  5. Share and Share Alike- Short pulls keep the paceline moving. A paceline that is consistently moving doesn't leave any particular rider exposed to the wind which makes the ride smoother for everyone involved!
  6. Conserve Energy- If you're getting burnt out, let the others know and have them slot in front of you. This provides you some time to recover before you burn out.



We routinely ride using a single paceline or a double rotating paceline as shown in the animations at the bottom. Which type is used at any given time is subject to the road, traffic, weather and group conditions. The ride leader will give the group instructions to use one type or another.

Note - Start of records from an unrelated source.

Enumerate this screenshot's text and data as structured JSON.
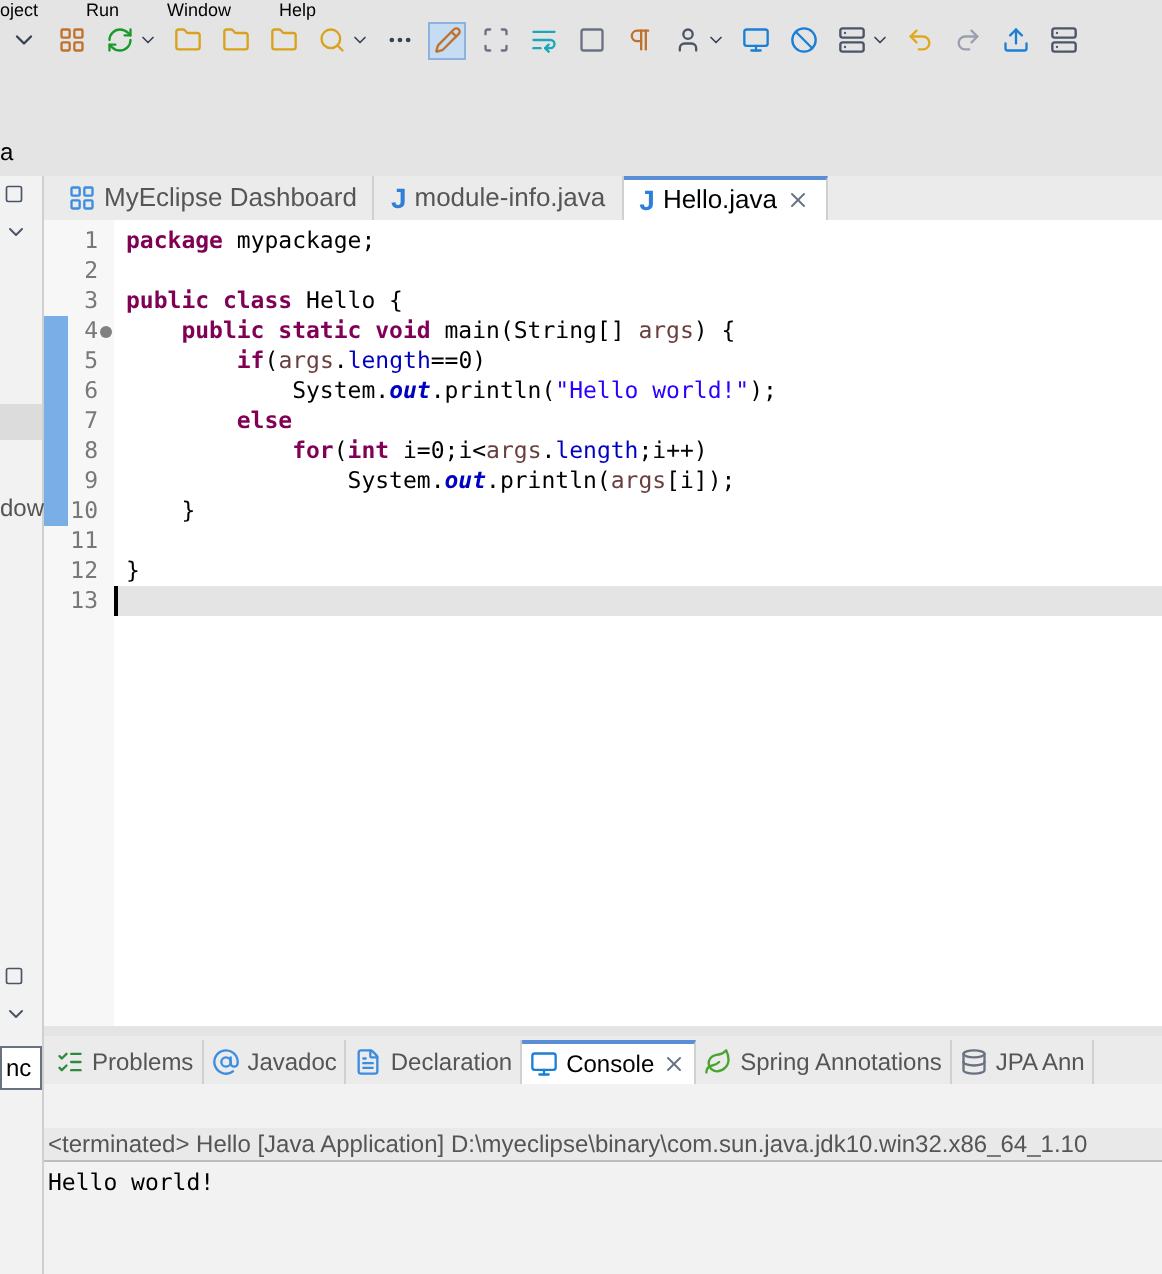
{
  "menu": [
    "oject",
    "Run",
    "Window",
    "Help"
  ],
  "toolbar": [
    {
      "selected": false
    },
    {
      "selected": false
    },
    {
      "selected": false
    },
    {
      "selected": false
    },
    {
      "selected": false
    },
    {
      "selected": false
    },
    {
      "selected": false
    },
    {
      "selected": false
    },
    {
      "selected": true
    },
    {
      "selected": false
    },
    {
      "selected": false
    },
    {
      "selected": false
    },
    {
      "selected": false
    },
    {
      "selected": false
    },
    {
      "selected": false
    },
    {
      "selected": false
    },
    {
      "selected": false
    },
    {
      "selected": false
    },
    {
      "selected": false
    },
    {
      "selected": false
    },
    {
      "selected": false
    }
  ],
  "left_panel": {
    "label_top": "a",
    "label_mid": "dow",
    "field_value": "nc"
  },
  "editor_tabs": [
    {
      "label": "MyEclipse Dashboard",
      "kind": "dashboard",
      "selected": false
    },
    {
      "label": "module-info.java",
      "kind": "java",
      "icon_text": "J",
      "selected": false
    },
    {
      "label": "Hello.java",
      "kind": "java",
      "icon_text": "J",
      "selected": true
    }
  ],
  "code_lines": [
    {
      "number": "1",
      "changed": false,
      "marker": false,
      "current": false,
      "tokens": [
        {
          "kind": "keyword",
          "text": "package"
        },
        {
          "kind": "plain",
          "text": " mypackage;"
        }
      ]
    },
    {
      "number": "2",
      "changed": false,
      "marker": false,
      "current": false
    },
    {
      "number": "3",
      "changed": false,
      "marker": false,
      "current": false,
      "tokens": [
        {
          "kind": "keyword",
          "text": "public class"
        },
        {
          "kind": "plain",
          "text": " Hello {"
        }
      ]
    },
    {
      "number": "4",
      "changed": true,
      "marker": true,
      "current": false,
      "tokens": [
        {
          "kind": "keyword",
          "text": "    public static void"
        },
        {
          "kind": "plain",
          "text": " main(String[] "
        },
        {
          "kind": "variable",
          "text": "args"
        },
        {
          "kind": "plain",
          "text": ") {"
        }
      ]
    },
    {
      "number": "5",
      "changed": true,
      "marker": false,
      "current": false,
      "tokens": [
        {
          "kind": "keyword",
          "text": "        if"
        },
        {
          "kind": "plain",
          "text": "("
        },
        {
          "kind": "variable",
          "text": "args"
        },
        {
          "kind": "plain",
          "text": "."
        },
        {
          "kind": "field",
          "text": "length"
        },
        {
          "kind": "plain",
          "text": "==0)"
        }
      ]
    },
    {
      "number": "6",
      "changed": true,
      "marker": false,
      "current": false,
      "tokens": [
        {
          "kind": "plain",
          "text": "            System."
        },
        {
          "kind": "static",
          "text": "out"
        },
        {
          "kind": "plain",
          "text": ".println("
        },
        {
          "kind": "string",
          "text": "\"Hello world!\""
        },
        {
          "kind": "plain",
          "text": ");"
        }
      ]
    },
    {
      "number": "7",
      "changed": true,
      "marker": false,
      "current": false,
      "tokens": [
        {
          "kind": "keyword",
          "text": "        else"
        }
      ]
    },
    {
      "number": "8",
      "changed": true,
      "marker": false,
      "current": false,
      "tokens": [
        {
          "kind": "keyword",
          "text": "            for"
        },
        {
          "kind": "plain",
          "text": "("
        },
        {
          "kind": "keyword",
          "text": "int"
        },
        {
          "kind": "plain",
          "text": " i=0;i<"
        },
        {
          "kind": "variable",
          "text": "args"
        },
        {
          "kind": "plain",
          "text": "."
        },
        {
          "kind": "field",
          "text": "length"
        },
        {
          "kind": "plain",
          "text": ";i++)"
        }
      ]
    },
    {
      "number": "9",
      "changed": true,
      "marker": false,
      "current": false,
      "tokens": [
        {
          "kind": "plain",
          "text": "                System."
        },
        {
          "kind": "static",
          "text": "out"
        },
        {
          "kind": "plain",
          "text": ".println("
        },
        {
          "kind": "variable",
          "text": "args"
        },
        {
          "kind": "plain",
          "text": "[i]);"
        }
      ]
    },
    {
      "number": "10",
      "changed": true,
      "marker": false,
      "current": false,
      "tokens": [
        {
          "kind": "plain",
          "text": "    }"
        }
      ]
    },
    {
      "number": "11",
      "changed": false,
      "marker": false,
      "current": false
    },
    {
      "number": "12",
      "changed": false,
      "marker": false,
      "current": false,
      "tokens": [
        {
          "kind": "plain",
          "text": "}"
        }
      ]
    },
    {
      "number": "13",
      "changed": false,
      "marker": false,
      "current": true
    }
  ],
  "bottom_tabs": [
    {
      "label": "Problems",
      "kind": "problems",
      "selected": false
    },
    {
      "label": "Javadoc",
      "kind": "javadoc",
      "selected": false
    },
    {
      "label": "Declaration",
      "kind": "declaration",
      "selected": false
    },
    {
      "label": "Console",
      "kind": "console",
      "selected": true
    },
    {
      "label": "Spring Annotations",
      "kind": "spring",
      "selected": false
    },
    {
      "label": "JPA Ann",
      "kind": "jpa",
      "selected": false
    }
  ],
  "console": {
    "header": "<terminated> Hello [Java Application] D:\\myeclipse\\binary\\com.sun.java.jdk10.win32.x86_64_1.10",
    "output": [
      "Hello world!"
    ]
  }
}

Communication while riding is incredibly important. As you are part of the flow of traffic, you need to be able to communicate with your fellow drivers and riders. The graphic at the bottom shows some of the most common hand signals that we use as a group to enable this communication. Remember, wind noise, traffic, and other audio interference over the length of a peloton make verbal communication unreliable and verbal communication with motor vehicles is impractical. Hand signals are the best approach for communications.

There are nuances to signaling that are explained in the various GCN Videos linked below. Sometimes it may be more appropriate to yell instead of using a hand signal. This will be covered in the links.


Pace Group Definitions

We organize by pace in order to deliver an experience that fits the skill level of our riders.

Average Pace/Speed - Speed will vary at different points of the ride dependent on road conditions and terrain. Therefore, this is the average pace/speed that will appear on your Strava post at the end of your ride. 


Final Thoughts 

  • Ride in a group that suits your capabilities.
  • Ride within the guidelines of the group you are in. Respect the posted pace and etiquette of that group.
  • Don't chase riders that ride too hard. They will soon realize their error and adjust back to the group or ride off into the sunset as a lone hero. 
  • Pay attention to the Ride Leader and other riders around you. 



Don’t Be THAT Rider: Cycling Group Ride Etiquette

How To Ride In A Group Of Cyclists

How to ride in a group: Eight tips on group riding etiquette

How To Ride In A Group - Group Riding Etiquette

Everything You Need To Take On A Bike Ride (& How To Carry It)

How To Use Your Gears On A Bike: Beginner Series

How To Use Clip-In Pedals & Cleats | Clipless Tips For Beginners